January 30, 2013

I could go on and on about the definition of respect, how important it is within a team, or how it shapes the energy and momentum toward achieving your vision and goals. But let's just cut to the chase: here's how respect (and some might say trust) looks at Fishhook.

Note: With input from my Fishhook pals, the info below expresses some of our collective viewpoints.

  • THE FUN: We mix buffoonery and actual work from one minute to the next. It's true, and it leads to deep respect. We laugh and enjoy each Fishhooker's strengths, habits and challenges all at the same time.
  • HOW WE INTERACT & DEAL WITH CONFLICT: Respect is evident in the fact that there's no backstabbing, no complaining about one another, or questioning where someone is. And, if/when there is an issue, the response is: "You should talk to him/her." Or, "Let's work through this together.'" This is powerful.

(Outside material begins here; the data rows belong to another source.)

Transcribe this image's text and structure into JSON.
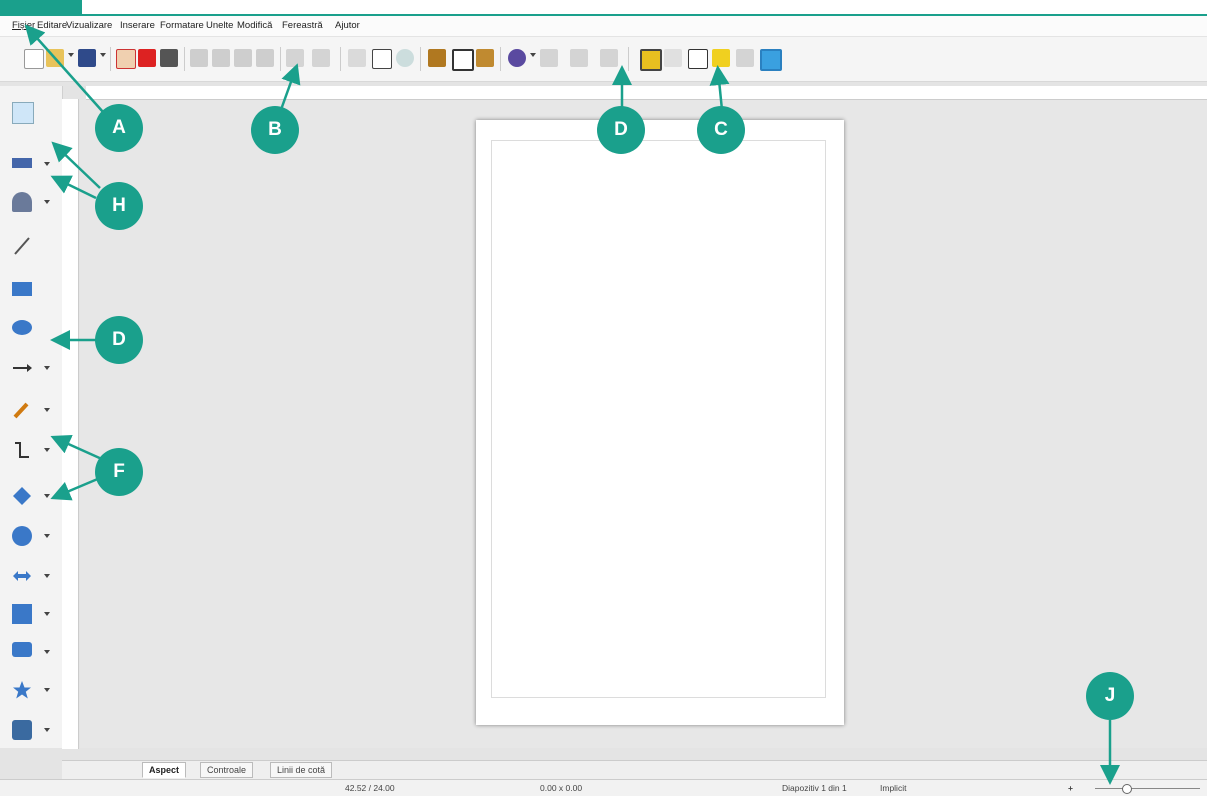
{
  "menu": {
    "items": [
      "Fișier",
      "Editare",
      "Vizualizare",
      "Inserare",
      "Formatare",
      "Unelte",
      "Modifică",
      "Fereastră",
      "Ajutor"
    ]
  },
  "toolbar": {
    "icons": [
      "new-icon",
      "open-icon",
      "save-icon",
      "export-icon",
      "pdf-icon",
      "print-icon",
      "cut-icon",
      "copy-icon",
      "paste-icon",
      "clone-icon",
      "undo-icon",
      "redo-icon",
      "grid-icon",
      "helplines-icon",
      "zoom-icon",
      "image-icon",
      "textbox-icon",
      "fontwork-icon",
      "rotate-icon",
      "align-icon",
      "arrange-icon",
      "distribute-icon",
      "shadow-icon",
      "crop-icon",
      "points-icon",
      "glue-icon",
      "3d-icon",
      "toggle-extrusion-icon"
    ]
  },
  "left_toolbar": {
    "icons": [
      "select-icon",
      "line-color-icon",
      "fill-color-icon",
      "line-icon",
      "rectangle-icon",
      "ellipse-icon",
      "arrow-line-icon",
      "curve-icon",
      "connector-icon",
      "basic-shapes-icon",
      "symbol-shapes-icon",
      "block-arrows-icon",
      "flowchart-icon",
      "callouts-icon",
      "stars-icon",
      "3d-objects-icon"
    ]
  },
  "tabs": [
    "Aspect",
    "Controale",
    "Linii de cotă"
  ],
  "status": {
    "position": "42.52 / 24.00",
    "size": "0.00 x 0.00",
    "slide": "Diapozitiv 1 din 1",
    "layout": "Implicit"
  },
  "callouts": {
    "a": "A",
    "b": "B",
    "c": "C",
    "d_top": "D",
    "d_left": "D",
    "h": "H",
    "f": "F",
    "j": "J"
  },
  "colors": {
    "accent": "#1aa08c",
    "page": "#ffffff",
    "canvas": "#e7e7e7"
  }
}
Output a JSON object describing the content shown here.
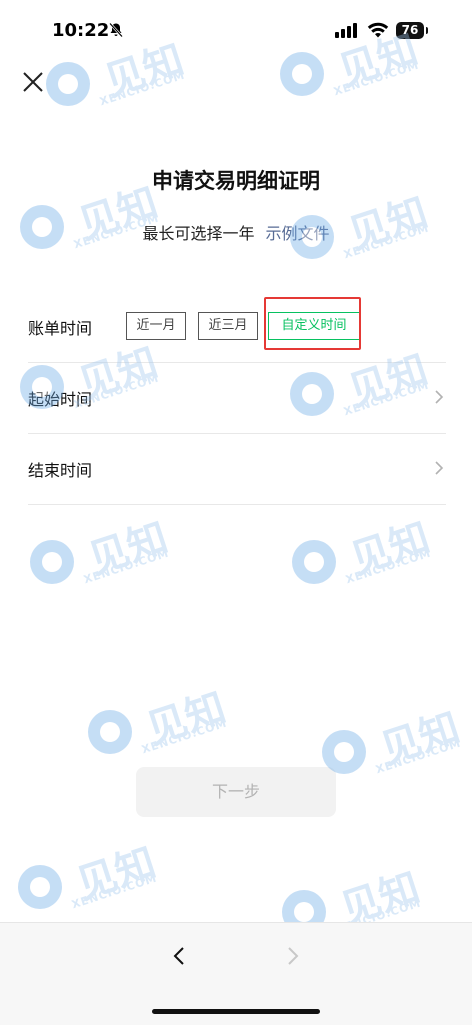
{
  "status_bar": {
    "time": "10:22",
    "battery": "76",
    "icons": [
      "bell-muted-icon",
      "cellular-signal-icon",
      "wifi-icon",
      "battery-icon"
    ]
  },
  "header": {
    "close_icon": "close-icon",
    "title": "申请交易明细证明",
    "subtitle": "最长可选择一年",
    "example_link": "示例文件"
  },
  "form": {
    "bill_time": {
      "label": "账单时间",
      "options": [
        "近一月",
        "近三月",
        "自定义时间"
      ],
      "selected": "自定义时间"
    },
    "start_time": {
      "label": "起始时间"
    },
    "end_time": {
      "label": "结束时间"
    }
  },
  "actions": {
    "next_label": "下一步"
  },
  "watermark": {
    "text": "见知",
    "sub": "XENCIO.COM"
  },
  "colors": {
    "accent_green": "#07c160",
    "link_blue": "#576b95",
    "highlight_red": "#e53935",
    "disabled_button": "#f2f2f2"
  }
}
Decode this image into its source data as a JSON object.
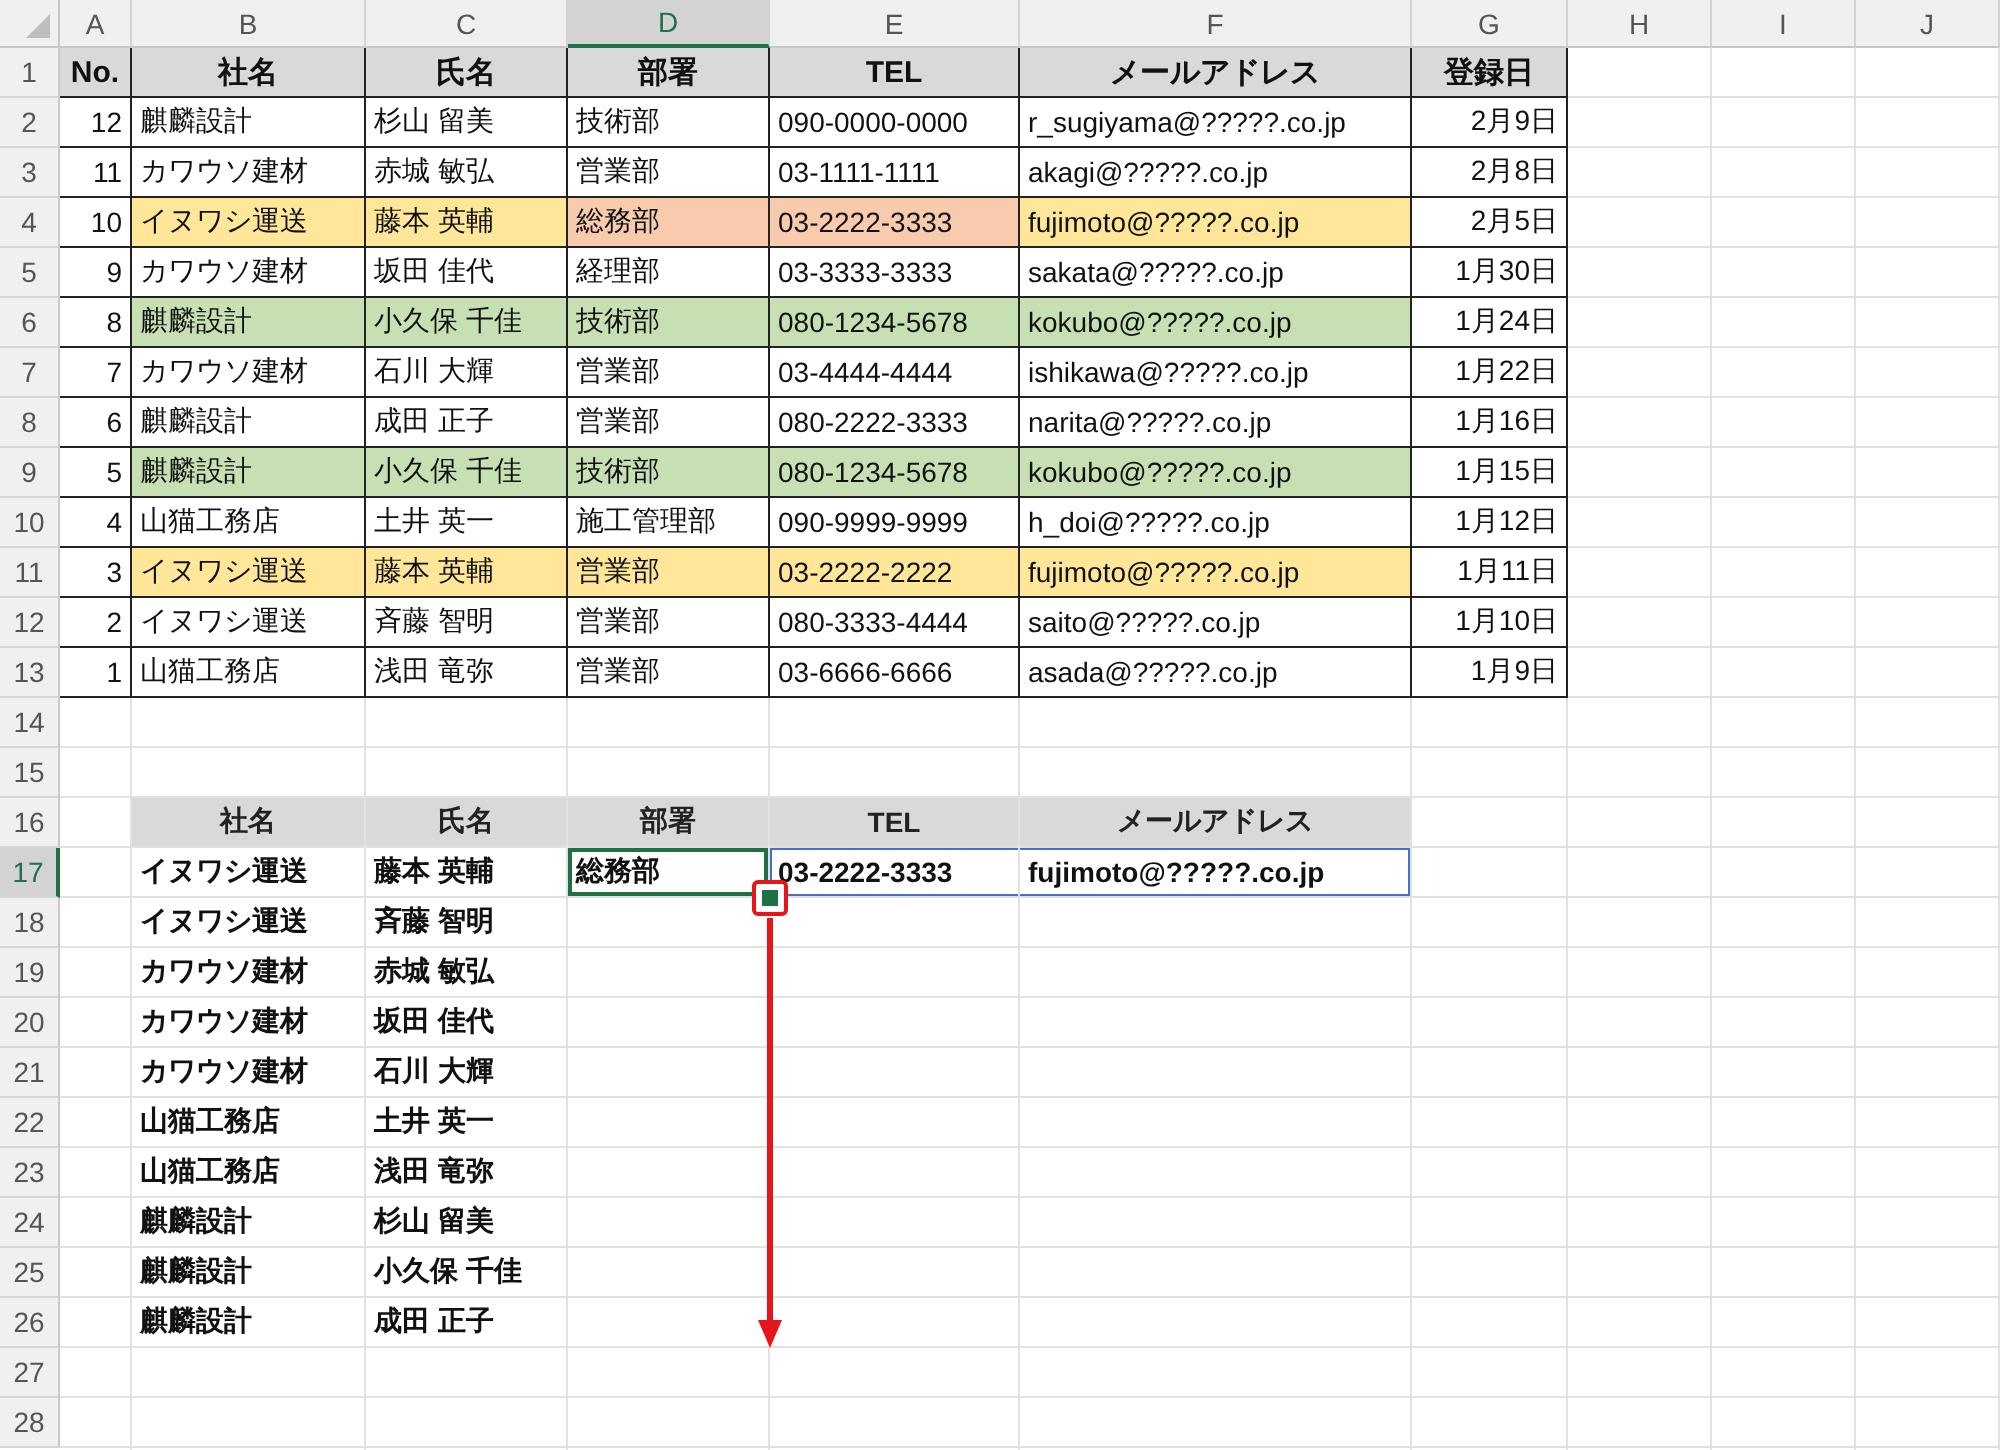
{
  "column_headers": [
    {
      "label": "A",
      "selected": false
    },
    {
      "label": "B",
      "selected": false
    },
    {
      "label": "C",
      "selected": false
    },
    {
      "label": "D",
      "selected": true
    },
    {
      "label": "E",
      "selected": false
    },
    {
      "label": "F",
      "selected": false
    },
    {
      "label": "G",
      "selected": false
    },
    {
      "label": "H",
      "selected": false
    },
    {
      "label": "I",
      "selected": false
    },
    {
      "label": "J",
      "selected": false
    }
  ],
  "row_headers": [
    {
      "label": "1",
      "selected": false
    },
    {
      "label": "2",
      "selected": false
    },
    {
      "label": "3",
      "selected": false
    },
    {
      "label": "4",
      "selected": false
    },
    {
      "label": "5",
      "selected": false
    },
    {
      "label": "6",
      "selected": false
    },
    {
      "label": "7",
      "selected": false
    },
    {
      "label": "8",
      "selected": false
    },
    {
      "label": "9",
      "selected": false
    },
    {
      "label": "10",
      "selected": false
    },
    {
      "label": "11",
      "selected": false
    },
    {
      "label": "12",
      "selected": false
    },
    {
      "label": "13",
      "selected": false
    },
    {
      "label": "14",
      "selected": false
    },
    {
      "label": "15",
      "selected": false
    },
    {
      "label": "16",
      "selected": false
    },
    {
      "label": "17",
      "selected": true
    },
    {
      "label": "18",
      "selected": false
    },
    {
      "label": "19",
      "selected": false
    },
    {
      "label": "20",
      "selected": false
    },
    {
      "label": "21",
      "selected": false
    },
    {
      "label": "22",
      "selected": false
    },
    {
      "label": "23",
      "selected": false
    },
    {
      "label": "24",
      "selected": false
    },
    {
      "label": "25",
      "selected": false
    },
    {
      "label": "26",
      "selected": false
    },
    {
      "label": "27",
      "selected": false
    },
    {
      "label": "28",
      "selected": false
    }
  ],
  "table_1": {
    "columns": [
      "No.",
      "社名",
      "氏名",
      "部署",
      "TEL",
      "メールアドレス",
      "登録日"
    ],
    "rows": [
      {
        "cells": [
          {
            "text": "12"
          },
          {
            "text": "麒麟設計"
          },
          {
            "text": "杉山 留美"
          },
          {
            "text": "技術部"
          },
          {
            "text": "090-0000-0000"
          },
          {
            "text": "r_sugiyama@?????.co.jp"
          },
          {
            "text": "2月9日"
          }
        ]
      },
      {
        "cells": [
          {
            "text": "11"
          },
          {
            "text": "カワウソ建材"
          },
          {
            "text": "赤城 敏弘"
          },
          {
            "text": "営業部"
          },
          {
            "text": "03-1111-1111"
          },
          {
            "text": "akagi@?????.co.jp"
          },
          {
            "text": "2月8日"
          }
        ]
      },
      {
        "cells": [
          {
            "text": "10"
          },
          {
            "text": "イヌワシ運送",
            "color": "#ffe699"
          },
          {
            "text": "藤本 英輔",
            "color": "#ffe699"
          },
          {
            "text": "総務部",
            "color": "#f8cbad"
          },
          {
            "text": "03-2222-3333",
            "color": "#f8cbad"
          },
          {
            "text": "fujimoto@?????.co.jp",
            "color": "#ffe699"
          },
          {
            "text": "2月5日"
          }
        ]
      },
      {
        "cells": [
          {
            "text": "9"
          },
          {
            "text": "カワウソ建材"
          },
          {
            "text": "坂田 佳代"
          },
          {
            "text": "経理部"
          },
          {
            "text": "03-3333-3333"
          },
          {
            "text": "sakata@?????.co.jp"
          },
          {
            "text": "1月30日"
          }
        ]
      },
      {
        "cells": [
          {
            "text": "8"
          },
          {
            "text": "麒麟設計",
            "color": "#c6e0b4"
          },
          {
            "text": "小久保 千佳",
            "color": "#c6e0b4"
          },
          {
            "text": "技術部",
            "color": "#c6e0b4"
          },
          {
            "text": "080-1234-5678",
            "color": "#c6e0b4"
          },
          {
            "text": "kokubo@?????.co.jp",
            "color": "#c6e0b4"
          },
          {
            "text": "1月24日"
          }
        ]
      },
      {
        "cells": [
          {
            "text": "7"
          },
          {
            "text": "カワウソ建材"
          },
          {
            "text": "石川 大輝"
          },
          {
            "text": "営業部"
          },
          {
            "text": "03-4444-4444"
          },
          {
            "text": "ishikawa@?????.co.jp"
          },
          {
            "text": "1月22日"
          }
        ]
      },
      {
        "cells": [
          {
            "text": "6"
          },
          {
            "text": "麒麟設計"
          },
          {
            "text": "成田 正子"
          },
          {
            "text": "営業部"
          },
          {
            "text": "080-2222-3333"
          },
          {
            "text": "narita@?????.co.jp"
          },
          {
            "text": "1月16日"
          }
        ]
      },
      {
        "cells": [
          {
            "text": "5"
          },
          {
            "text": "麒麟設計",
            "color": "#c6e0b4"
          },
          {
            "text": "小久保 千佳",
            "color": "#c6e0b4"
          },
          {
            "text": "技術部",
            "color": "#c6e0b4"
          },
          {
            "text": "080-1234-5678",
            "color": "#c6e0b4"
          },
          {
            "text": "kokubo@?????.co.jp",
            "color": "#c6e0b4"
          },
          {
            "text": "1月15日"
          }
        ]
      },
      {
        "cells": [
          {
            "text": "4"
          },
          {
            "text": "山猫工務店"
          },
          {
            "text": "土井 英一"
          },
          {
            "text": "施工管理部"
          },
          {
            "text": "090-9999-9999"
          },
          {
            "text": "h_doi@?????.co.jp"
          },
          {
            "text": "1月12日"
          }
        ]
      },
      {
        "cells": [
          {
            "text": "3"
          },
          {
            "text": "イヌワシ運送",
            "color": "#ffe699"
          },
          {
            "text": "藤本 英輔",
            "color": "#ffe699"
          },
          {
            "text": "営業部",
            "color": "#ffe699"
          },
          {
            "text": "03-2222-2222",
            "color": "#ffe699"
          },
          {
            "text": "fujimoto@?????.co.jp",
            "color": "#ffe699"
          },
          {
            "text": "1月11日"
          }
        ]
      },
      {
        "cells": [
          {
            "text": "2"
          },
          {
            "text": "イヌワシ運送"
          },
          {
            "text": "斉藤 智明"
          },
          {
            "text": "営業部"
          },
          {
            "text": "080-3333-4444"
          },
          {
            "text": "saito@?????.co.jp"
          },
          {
            "text": "1月10日"
          }
        ]
      },
      {
        "cells": [
          {
            "text": "1"
          },
          {
            "text": "山猫工務店"
          },
          {
            "text": "浅田 竜弥"
          },
          {
            "text": "営業部"
          },
          {
            "text": "03-6666-6666"
          },
          {
            "text": "asada@?????.co.jp"
          },
          {
            "text": "1月9日"
          }
        ]
      }
    ]
  },
  "table_2": {
    "columns": [
      "社名",
      "氏名",
      "部署",
      "TEL",
      "メールアドレス"
    ],
    "rows": [
      {
        "cells": [
          {
            "text": "イヌワシ運送",
            "highlighted": false
          },
          {
            "text": "藤本 英輔",
            "highlighted": false
          },
          {
            "text": "総務部",
            "highlighted": false
          },
          {
            "text": "03-2222-3333",
            "highlighted": true
          },
          {
            "text": "fujimoto@?????.co.jp",
            "highlighted": true
          }
        ]
      },
      {
        "cells": [
          {
            "text": "イヌワシ運送",
            "highlighted": false
          },
          {
            "text": "斉藤 智明",
            "highlighted": false
          }
        ]
      },
      {
        "cells": [
          {
            "text": "カワウソ建材",
            "highlighted": false
          },
          {
            "text": "赤城 敏弘",
            "highlighted": false
          }
        ]
      },
      {
        "cells": [
          {
            "text": "カワウソ建材",
            "highlighted": false
          },
          {
            "text": "坂田 佳代",
            "highlighted": false
          }
        ]
      },
      {
        "cells": [
          {
            "text": "カワウソ建材",
            "highlighted": false
          },
          {
            "text": "石川 大輝",
            "highlighted": false
          }
        ]
      },
      {
        "cells": [
          {
            "text": "山猫工務店",
            "highlighted": false
          },
          {
            "text": "土井 英一",
            "highlighted": false
          }
        ]
      },
      {
        "cells": [
          {
            "text": "山猫工務店",
            "highlighted": false
          },
          {
            "text": "浅田 竜弥",
            "highlighted": false
          }
        ]
      },
      {
        "cells": [
          {
            "text": "麒麟設計",
            "highlighted": false
          },
          {
            "text": "杉山 留美",
            "highlighted": false
          }
        ]
      },
      {
        "cells": [
          {
            "text": "麒麟設計",
            "highlighted": false
          },
          {
            "text": "小久保 千佳",
            "highlighted": false
          }
        ]
      },
      {
        "cells": [
          {
            "text": "麒麟設計",
            "highlighted": false
          },
          {
            "text": "成田 正子",
            "highlighted": false
          }
        ]
      }
    ]
  }
}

It minimizes the drama and maximizes the healthy conversation and support. 
  • DECISION MAKING: Respect for one another means that we're empowered to make any decision, at any time, for the benefit of our clients or members of our team. When time allows, we discuss and plan as a team. But if something pressing arises, we're free to act and make the best decision we can at any time.
  • AS PEOPLE: We routinely say that our most significant work in life will NOT be what we do at Fishhook. Our most significant work is done in our homes, churches and with others beyond work. We're encouraged to set boundaries, say "no," and have a healthy life/work balance. And while we always try to find ways to say "yes" to our clients, we're also working to respect and help one another become the people God is calling each of us to be.
  • OUR FAMILIES: We respect the roles that each of us may play as a spouse, mom or dad. For me personally, this is a significant way that I feel respected at Fishhook. I have a modified work schedule so that I can often be home with my daughters before/after school and on their school breaks. My team members regularly tell me that they respect and are thankful that I get to balance both my work at Fishhook and be with my kids in this way. And it's not just for me. We respect each person in this way. We love when one of the dads on our team works from home to care for a sick child, when someone leaves to walk her dog on a beautiful day, or if someone is having a mid-day lunch date with their spouse!  
  • EVEN WHEN THINGS DON'T GO MY WAY: Not every situation or decision with our team goes MY way. But because of the lengthy list of examples given above, it's relatively easy to respect and trust that the decisions being made are the best for our team, our clients and the work we are called to do. Respect breeds more respect, especially when challenging issues or times arise.  

Is this the list you expected? Or not? What does respect look like for your team? What examples would you give?

If you liked this blogpost, view other entries from "The Fishhook Vibe" series:

Leah Norton

Managing Partner